- [Assignment]: Every line of the material must be given again verbatim. Skip the images.
=== Section Start ===
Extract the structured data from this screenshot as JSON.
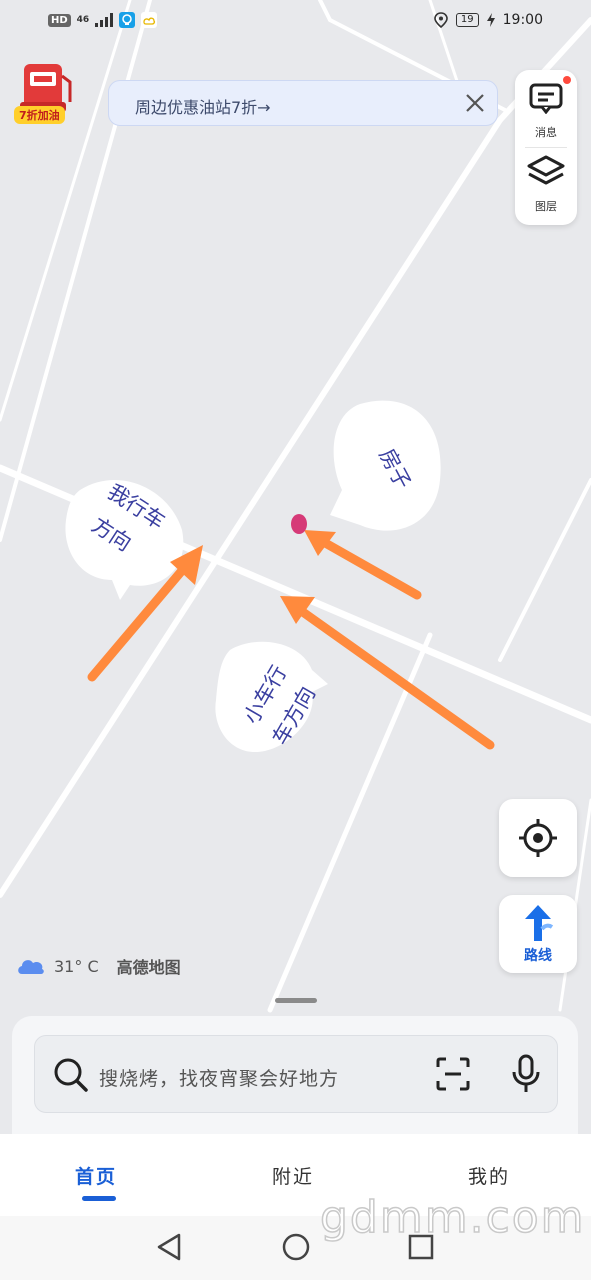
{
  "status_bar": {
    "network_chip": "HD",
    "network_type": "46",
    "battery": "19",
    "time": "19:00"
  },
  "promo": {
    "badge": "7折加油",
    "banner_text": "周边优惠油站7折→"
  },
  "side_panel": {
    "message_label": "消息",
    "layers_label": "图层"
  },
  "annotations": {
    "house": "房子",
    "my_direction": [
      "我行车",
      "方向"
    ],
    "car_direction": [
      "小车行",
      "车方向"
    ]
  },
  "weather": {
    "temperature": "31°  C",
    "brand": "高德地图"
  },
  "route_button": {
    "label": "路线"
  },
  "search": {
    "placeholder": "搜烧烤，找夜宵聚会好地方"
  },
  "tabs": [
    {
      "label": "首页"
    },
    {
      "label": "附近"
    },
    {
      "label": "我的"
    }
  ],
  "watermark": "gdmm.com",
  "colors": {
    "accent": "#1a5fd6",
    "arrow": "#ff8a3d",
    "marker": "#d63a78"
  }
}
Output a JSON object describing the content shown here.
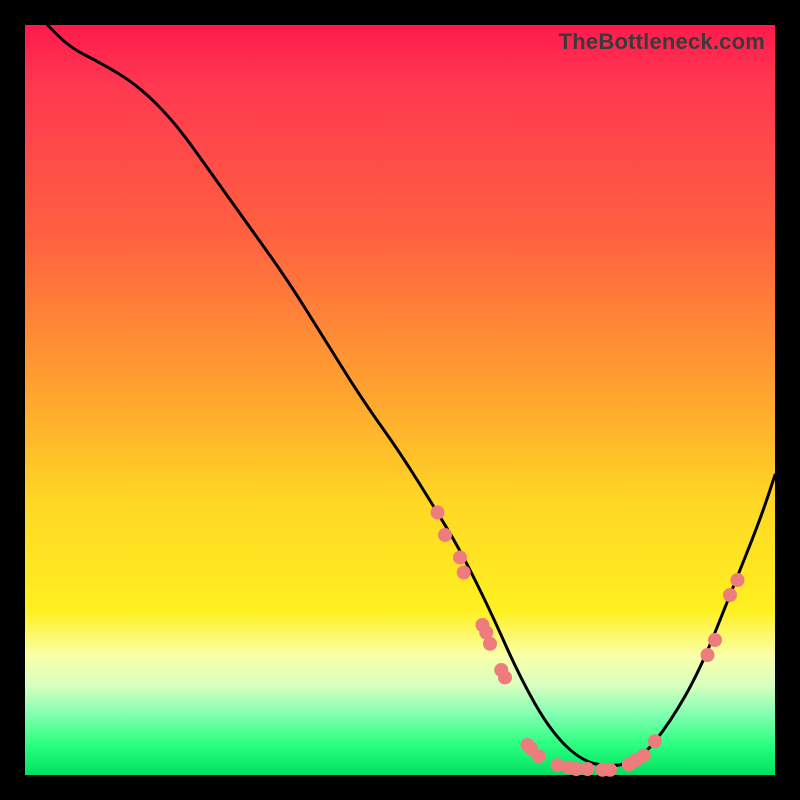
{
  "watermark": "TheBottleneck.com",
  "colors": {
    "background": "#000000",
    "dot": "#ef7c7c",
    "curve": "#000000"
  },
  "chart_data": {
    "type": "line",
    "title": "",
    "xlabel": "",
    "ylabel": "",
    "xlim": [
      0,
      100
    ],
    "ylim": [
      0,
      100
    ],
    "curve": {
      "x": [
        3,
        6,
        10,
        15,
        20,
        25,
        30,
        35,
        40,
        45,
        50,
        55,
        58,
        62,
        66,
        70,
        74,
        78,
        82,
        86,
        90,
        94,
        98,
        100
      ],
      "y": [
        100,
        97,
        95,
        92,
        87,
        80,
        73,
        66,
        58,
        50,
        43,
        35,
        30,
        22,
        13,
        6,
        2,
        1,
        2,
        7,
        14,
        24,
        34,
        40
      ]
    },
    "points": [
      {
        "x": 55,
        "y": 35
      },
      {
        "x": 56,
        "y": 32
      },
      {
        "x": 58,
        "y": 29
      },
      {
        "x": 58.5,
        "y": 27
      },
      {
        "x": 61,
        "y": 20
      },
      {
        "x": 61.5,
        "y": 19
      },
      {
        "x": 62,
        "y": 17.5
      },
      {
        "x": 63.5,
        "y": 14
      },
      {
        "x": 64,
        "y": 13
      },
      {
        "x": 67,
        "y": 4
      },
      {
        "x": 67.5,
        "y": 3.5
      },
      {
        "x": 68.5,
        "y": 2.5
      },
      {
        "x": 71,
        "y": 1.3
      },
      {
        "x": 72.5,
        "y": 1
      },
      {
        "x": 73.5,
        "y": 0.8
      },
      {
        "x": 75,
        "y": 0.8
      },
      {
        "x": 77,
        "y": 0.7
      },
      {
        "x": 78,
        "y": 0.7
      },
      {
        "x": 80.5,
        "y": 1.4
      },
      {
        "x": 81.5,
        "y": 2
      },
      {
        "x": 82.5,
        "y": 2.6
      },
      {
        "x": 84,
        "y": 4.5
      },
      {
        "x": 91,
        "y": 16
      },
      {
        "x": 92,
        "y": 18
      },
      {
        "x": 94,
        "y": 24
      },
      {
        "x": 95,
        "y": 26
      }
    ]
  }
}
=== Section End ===
- [The completed task]:
Extract the structured data from this screenshot as JSON.
{
  "status_bar": {
    "network_chip": "HD",
    "network_type": "46",
    "battery": "19",
    "time": "19:00"
  },
  "promo": {
    "badge": "7折加油",
    "banner_text": "周边优惠油站7折→"
  },
  "side_panel": {
    "message_label": "消息",
    "layers_label": "图层"
  },
  "annotations": {
    "house": "房子",
    "my_direction": [
      "我行车",
      "方向"
    ],
    "car_direction": [
      "小车行",
      "车方向"
    ]
  },
  "weather": {
    "temperature": "31°  C",
    "brand": "高德地图"
  },
  "route_button": {
    "label": "路线"
  },
  "search": {
    "placeholder": "搜烧烤，找夜宵聚会好地方"
  },
  "tabs": [
    {
      "label": "首页"
    },
    {
      "label": "附近"
    },
    {
      "label": "我的"
    }
  ],
  "watermark": "gdmm.com",
  "colors": {
    "accent": "#1a5fd6",
    "arrow": "#ff8a3d",
    "marker": "#d63a78"
  }
}
Output a JSON object describing the content shown here.
{
  "watermark": "TheBottleneck.com",
  "colors": {
    "background": "#000000",
    "dot": "#ef7c7c",
    "curve": "#000000"
  },
  "chart_data": {
    "type": "line",
    "title": "",
    "xlabel": "",
    "ylabel": "",
    "xlim": [
      0,
      100
    ],
    "ylim": [
      0,
      100
    ],
    "curve": {
      "x": [
        3,
        6,
        10,
        15,
        20,
        25,
        30,
        35,
        40,
        45,
        50,
        55,
        58,
        62,
        66,
        70,
        74,
        78,
        82,
        86,
        90,
        94,
        98,
        100
      ],
      "y": [
        100,
        97,
        95,
        92,
        87,
        80,
        73,
        66,
        58,
        50,
        43,
        35,
        30,
        22,
        13,
        6,
        2,
        1,
        2,
        7,
        14,
        24,
        34,
        40
      ]
    },
    "points": [
      {
        "x": 55,
        "y": 35
      },
      {
        "x": 56,
        "y": 32
      },
      {
        "x": 58,
        "y": 29
      },
      {
        "x": 58.5,
        "y": 27
      },
      {
        "x": 61,
        "y": 20
      },
      {
        "x": 61.5,
        "y": 19
      },
      {
        "x": 62,
        "y": 17.5
      },
      {
        "x": 63.5,
        "y": 14
      },
      {
        "x": 64,
        "y": 13
      },
      {
        "x": 67,
        "y": 4
      },
      {
        "x": 67.5,
        "y": 3.5
      },
      {
        "x": 68.5,
        "y": 2.5
      },
      {
        "x": 71,
        "y": 1.3
      },
      {
        "x": 72.5,
        "y": 1
      },
      {
        "x": 73.5,
        "y": 0.8
      },
      {
        "x": 75,
        "y": 0.8
      },
      {
        "x": 77,
        "y": 0.7
      },
      {
        "x": 78,
        "y": 0.7
      },
      {
        "x": 80.5,
        "y": 1.4
      },
      {
        "x": 81.5,
        "y": 2
      },
      {
        "x": 82.5,
        "y": 2.6
      },
      {
        "x": 84,
        "y": 4.5
      },
      {
        "x": 91,
        "y": 16
      },
      {
        "x": 92,
        "y": 18
      },
      {
        "x": 94,
        "y": 24
      },
      {
        "x": 95,
        "y": 26
      }
    ]
  }
}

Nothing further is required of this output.